Snowboarding on Ice Shavings

The weather prophets told us that today was going to be the warmest day we’ll see for a while, so we took a walk to check out a new bike/ped bridge in our neighborhood.

Crossing a new bridge for the first time is an odd sensation. It’s like going through a wormhole to a place that previously was very far away.

It also reveals parts of our world that have always been there hidden from view, such as this Mississippi River backwater…

This treehouse was hidden from the street, but it’s now a prominent landmark from the bridge…

At the base of the bridge, we saw pink paint on the pavement with arrows pointing the way to the “rec trail.” We could see a line of pink flags marking the future bike trail, which will go around the back of a local ice arena to connect to an existing trail on the other side.

As we followed the trail, we noticed a snow bank behind the ice arena. It was left there by the zamboni, and it consisted of the ice shavings removed during the latest smoothing of the ice. A couple of resourceful kids from the neighborhood decided to make use of this very early “snow” to build a very short run for their snowboards.

It’s good to see people that age finding creative ways to have fun.


The Cabin Fever Eradication Adventure

Sometime in early January, we began to feel overwhelmed by the winter doldrums. Later in the month we grasped for an explanation of why we were feeling this way. We observed that since Thanksgiving, we had not ventured more than 1.5 miles from our house. A change of scenery would be good. Just a weekend someplace else. It doesn’t have to be far, but it should be someplace we enjoy going. Read on

Facebook is not ready for us

Our friends keep inviting us to join Facebook. They’re all there, merrily keeping each other posted as to what they’re up to, while we stay on the outside, out of ┬áthe loop.

So feeling tempted, I sought a concise and unbiased assessment of the Facebook phenomenon, and settled for Wikipedia. It was there that I was reminded of the reasons we’ve shied away from social networking sites in general.

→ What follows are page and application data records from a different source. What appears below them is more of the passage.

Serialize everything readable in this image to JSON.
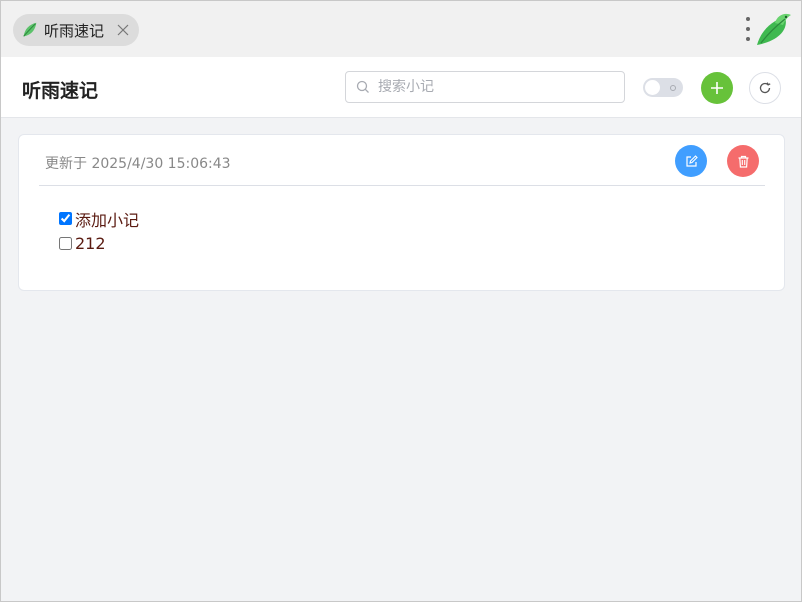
{
  "tab": {
    "label": "听雨速记"
  },
  "header": {
    "title": "听雨速记",
    "search_placeholder": "搜索小记"
  },
  "notes": [
    {
      "updated": "更新于 2025/4/30 15:06:43",
      "items": [
        {
          "text": "添加小记",
          "checked": true
        },
        {
          "text": "212",
          "checked": false
        }
      ]
    }
  ],
  "colors": {
    "add": "#67c23a",
    "edit": "#409eff",
    "delete": "#f56c6c",
    "brand_green": "#4caf50"
  },
  "icons": {
    "tab": "leaf-logo-icon",
    "close": "close-icon",
    "menu": "kebab-menu-icon",
    "brand": "bird-logo-icon",
    "search": "search-icon",
    "add": "plus-icon",
    "refresh": "refresh-icon",
    "edit": "edit-icon",
    "delete": "trash-icon"
  }
}
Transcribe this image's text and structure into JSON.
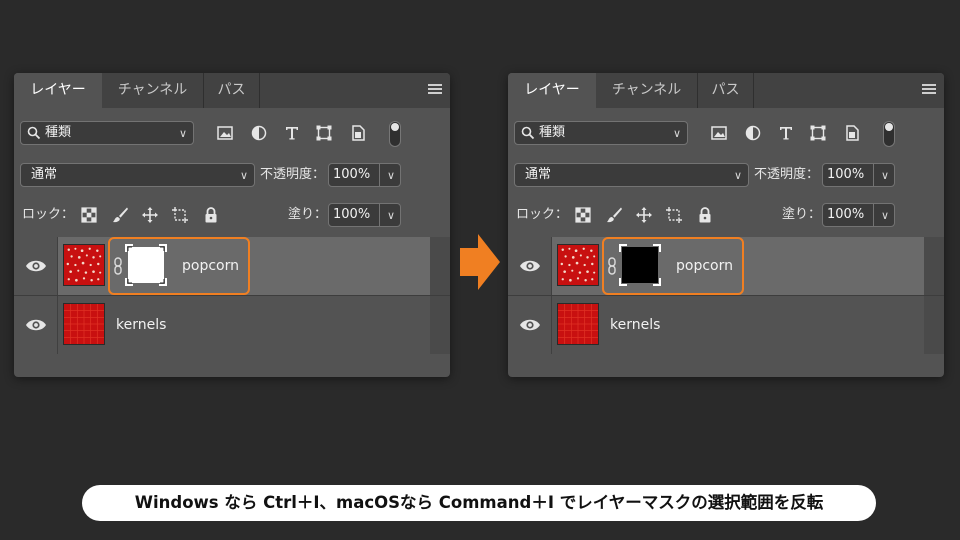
{
  "panels": [
    {
      "tabs": [
        "レイヤー",
        "チャンネル",
        "パス"
      ],
      "filter_label": "種類",
      "blend_mode": "通常",
      "opacity_label": "不透明度：",
      "opacity_value": "100%",
      "lock_label": "ロック：",
      "fill_label": "塗り：",
      "fill_value": "100%",
      "layers": [
        {
          "name": "popcorn",
          "mask": "white",
          "visible": true,
          "selected": true
        },
        {
          "name": "kernels",
          "visible": true,
          "selected": false
        }
      ]
    },
    {
      "tabs": [
        "レイヤー",
        "チャンネル",
        "パス"
      ],
      "filter_label": "種類",
      "blend_mode": "通常",
      "opacity_label": "不透明度：",
      "opacity_value": "100%",
      "lock_label": "ロック：",
      "fill_label": "塗り：",
      "fill_value": "100%",
      "layers": [
        {
          "name": "popcorn",
          "mask": "black",
          "visible": true,
          "selected": true
        },
        {
          "name": "kernels",
          "visible": true,
          "selected": false
        }
      ]
    }
  ],
  "caption": "Windows なら Ctrl＋I、macOSなら Command＋I でレイヤーマスクの選択範囲を反転",
  "colors": {
    "highlight": "#f07f22",
    "arrow": "#f07f22",
    "background": "#2a2a2a",
    "panel": "#535353"
  },
  "icons": [
    "search-icon",
    "image-filter-icon",
    "adjustment-filter-icon",
    "type-filter-icon",
    "shape-filter-icon",
    "smart-object-filter-icon",
    "filter-toggle",
    "lock-transparent-icon",
    "lock-brush-icon",
    "lock-position-icon",
    "lock-artboard-icon",
    "lock-all-icon",
    "eye-icon",
    "link-icon",
    "panel-menu-icon",
    "right-arrow-icon"
  ]
}
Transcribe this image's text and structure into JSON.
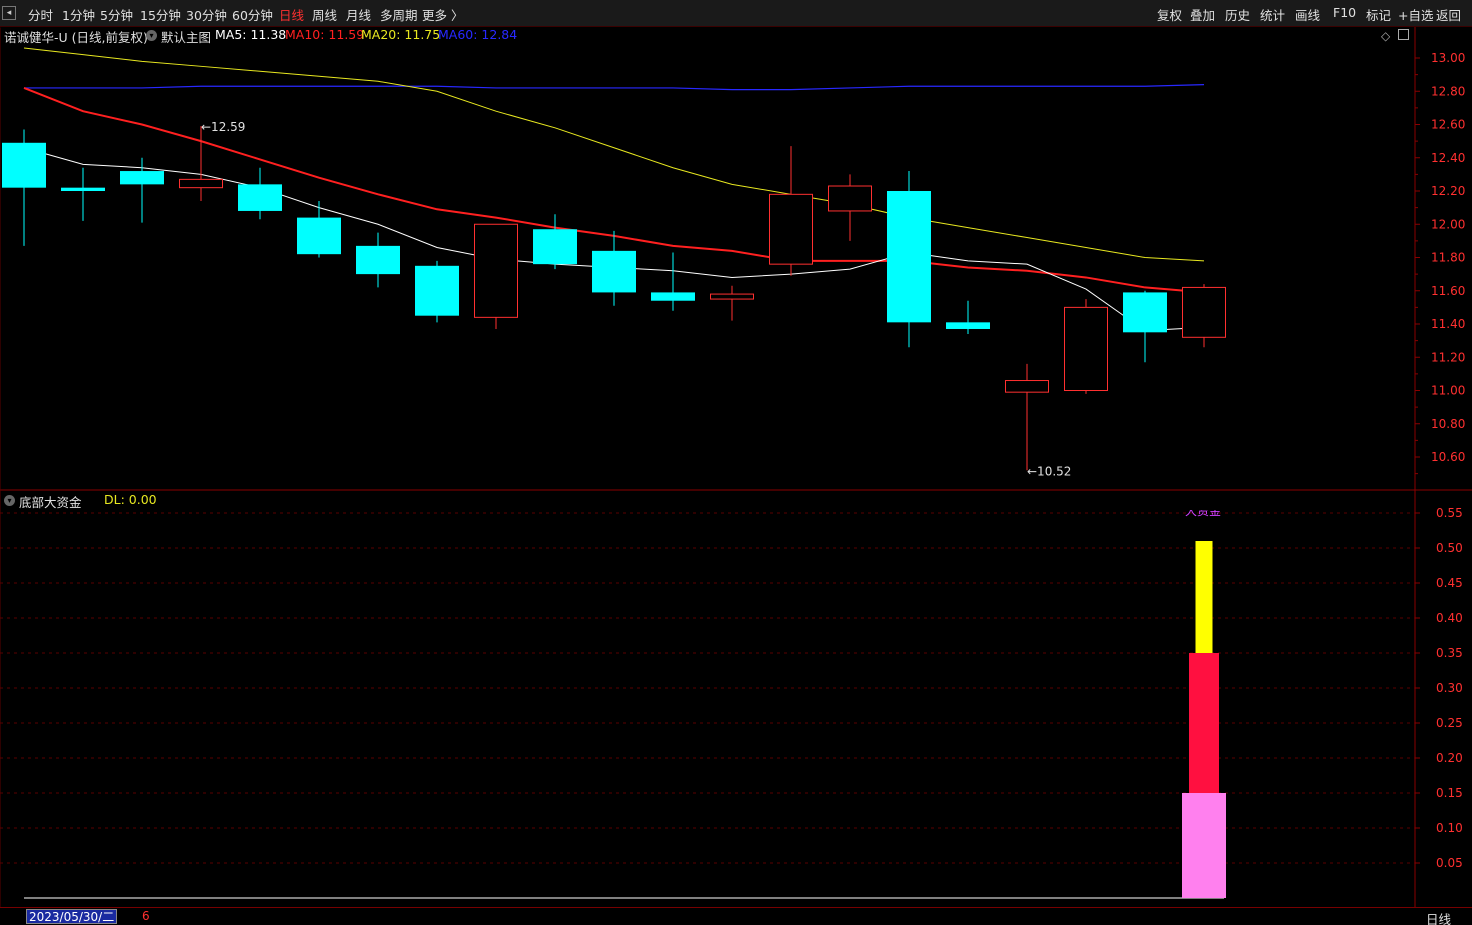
{
  "toolbar": {
    "left_tabs": [
      "分时",
      "1分钟",
      "5分钟",
      "15分钟",
      "30分钟",
      "60分钟",
      "日线",
      "周线",
      "月线",
      "多周期",
      "更多 〉"
    ],
    "active_tab": "日线",
    "right_tools": [
      "复权",
      "叠加",
      "历史",
      "统计",
      "画线",
      "F10",
      "标记",
      "+自选",
      "返回"
    ]
  },
  "main_panel": {
    "stock_title": "诺诚健华-U (日线,前复权)",
    "template_label": "默认主图",
    "ma": [
      {
        "label": "MA5: 11.38",
        "color": "#ffffff"
      },
      {
        "label": "MA10: 11.59",
        "color": "#ff2020"
      },
      {
        "label": "MA20: 11.75",
        "color": "#e8e820"
      },
      {
        "label": "MA60: 12.84",
        "color": "#2828ff"
      }
    ],
    "y_ticks": [
      "13.00",
      "12.80",
      "12.60",
      "12.40",
      "12.20",
      "12.00",
      "11.80",
      "11.60",
      "11.40",
      "11.20",
      "11.00",
      "10.80",
      "10.60"
    ],
    "high_marker": "12.59",
    "low_marker": "10.52"
  },
  "indicator_panel": {
    "name": "底部大资金",
    "value_label": "DL: 0.00",
    "y_ticks": [
      "0.55",
      "0.50",
      "0.45",
      "0.40",
      "0.35",
      "0.30",
      "0.25",
      "0.20",
      "0.15",
      "0.10",
      "0.05"
    ],
    "bar_colors": {
      "segment1": "#ff80ee",
      "segment2": "#ff1040",
      "segment3": "#ffff00"
    },
    "bar_caption": "大资金"
  },
  "chart_data": {
    "type": "candlestick",
    "ylim": [
      10.45,
      13.12
    ],
    "candles": [
      {
        "o": 12.22,
        "h": 12.57,
        "l": 11.87,
        "c": 12.49,
        "up": false
      },
      {
        "o": 12.22,
        "h": 12.34,
        "l": 12.02,
        "c": 12.2,
        "up": false
      },
      {
        "o": 12.32,
        "h": 12.4,
        "l": 12.01,
        "c": 12.24,
        "up": false
      },
      {
        "o": 12.22,
        "h": 12.59,
        "l": 12.14,
        "c": 12.27,
        "up": true
      },
      {
        "o": 12.24,
        "h": 12.34,
        "l": 12.03,
        "c": 12.08,
        "up": false
      },
      {
        "o": 12.04,
        "h": 12.14,
        "l": 11.8,
        "c": 11.82,
        "up": false
      },
      {
        "o": 11.87,
        "h": 11.95,
        "l": 11.62,
        "c": 11.7,
        "up": false
      },
      {
        "o": 11.75,
        "h": 11.78,
        "l": 11.41,
        "c": 11.45,
        "up": false
      },
      {
        "o": 11.44,
        "h": 12.0,
        "l": 11.37,
        "c": 12.0,
        "up": true
      },
      {
        "o": 11.97,
        "h": 12.06,
        "l": 11.73,
        "c": 11.76,
        "up": false
      },
      {
        "o": 11.84,
        "h": 11.96,
        "l": 11.51,
        "c": 11.59,
        "up": false
      },
      {
        "o": 11.59,
        "h": 11.83,
        "l": 11.48,
        "c": 11.54,
        "up": false
      },
      {
        "o": 11.55,
        "h": 11.63,
        "l": 11.42,
        "c": 11.58,
        "up": true
      },
      {
        "o": 11.76,
        "h": 12.47,
        "l": 11.69,
        "c": 12.18,
        "up": true
      },
      {
        "o": 12.08,
        "h": 12.3,
        "l": 11.9,
        "c": 12.23,
        "up": true
      },
      {
        "o": 12.2,
        "h": 12.32,
        "l": 11.26,
        "c": 11.41,
        "up": false
      },
      {
        "o": 11.41,
        "h": 11.54,
        "l": 11.34,
        "c": 11.37,
        "up": false
      },
      {
        "o": 10.99,
        "h": 11.16,
        "l": 10.52,
        "c": 11.06,
        "up": true
      },
      {
        "o": 11.0,
        "h": 11.55,
        "l": 10.98,
        "c": 11.5,
        "up": true
      },
      {
        "o": 11.59,
        "h": 11.6,
        "l": 11.17,
        "c": 11.35,
        "up": false
      },
      {
        "o": 11.32,
        "h": 11.64,
        "l": 11.26,
        "c": 11.62,
        "up": true
      }
    ],
    "ma5": [
      12.46,
      12.36,
      12.34,
      12.3,
      12.22,
      12.1,
      12.0,
      11.86,
      11.79,
      11.76,
      11.74,
      11.72,
      11.68,
      11.7,
      11.73,
      11.83,
      11.78,
      11.76,
      11.61,
      11.36,
      11.38
    ],
    "ma10": [
      12.82,
      12.68,
      12.6,
      12.5,
      12.39,
      12.28,
      12.18,
      12.09,
      12.04,
      11.98,
      11.93,
      11.87,
      11.84,
      11.78,
      11.78,
      11.78,
      11.74,
      11.72,
      11.68,
      11.62,
      11.59
    ],
    "ma20": [
      13.06,
      13.02,
      12.98,
      12.95,
      12.92,
      12.89,
      12.86,
      12.8,
      12.68,
      12.58,
      12.46,
      12.34,
      12.24,
      12.18,
      12.12,
      12.04,
      11.98,
      11.92,
      11.86,
      11.8,
      11.78,
      11.75
    ],
    "ma60": [
      12.82,
      12.82,
      12.82,
      12.83,
      12.83,
      12.83,
      12.83,
      12.83,
      12.82,
      12.82,
      12.82,
      12.82,
      12.81,
      12.81,
      12.82,
      12.83,
      12.83,
      12.83,
      12.83,
      12.83,
      12.84
    ],
    "indicator": {
      "ylim": [
        0,
        0.58
      ],
      "segments": [
        0.15,
        0.35,
        0.51
      ]
    }
  },
  "status": {
    "date": "2023/05/30/二",
    "date_suffix": "6",
    "period": "日线"
  }
}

On this blog, we have full control over the content of the page you see (at least to the degree that I’m capable of wrangling this beast). On a social networking page, the host site may pollute your page with ads. They may comb the content of your conversations for hints on what ads you might “respond” to.

Worse, the history of Facebook is a long litany of breakdowns and outages resulting in the exposure of personal data. We also have a problem with the way they’ve played fast and loose with privacy policy.

Maybe at some point Facebook will evolve into a more stable platform. Some day they may have more respect for the personal content they’re entrusted with. If that day ever comes, we’ll reconsider our position on Facebook.

Until then, if you want to keep up on us, you’ll have to do it right here. And if we’re not forthcoming enough, you could actually send us a message and ask us a question. It may be Old School, but it works.

UPDATE – October 28, 2011: Every once in a while, we get close to caving in to the pressure to get a Facebook account. Then we read stuff like this…
Facebook says 600,000 account logins compromised every day


Shared Experiences

A man on the Moon

We regret that our younger friends have missed out on the experience of looking out at the Moon early on a summer evening, knowing that there are a couple of guys standing there and looking back.

We also regret that they’ve missed out on spending mornings with Captain Kangaroo and having dinner with Walter Cronkite.

Forty years seems like a long time until you’ve lived a little bit longer than that.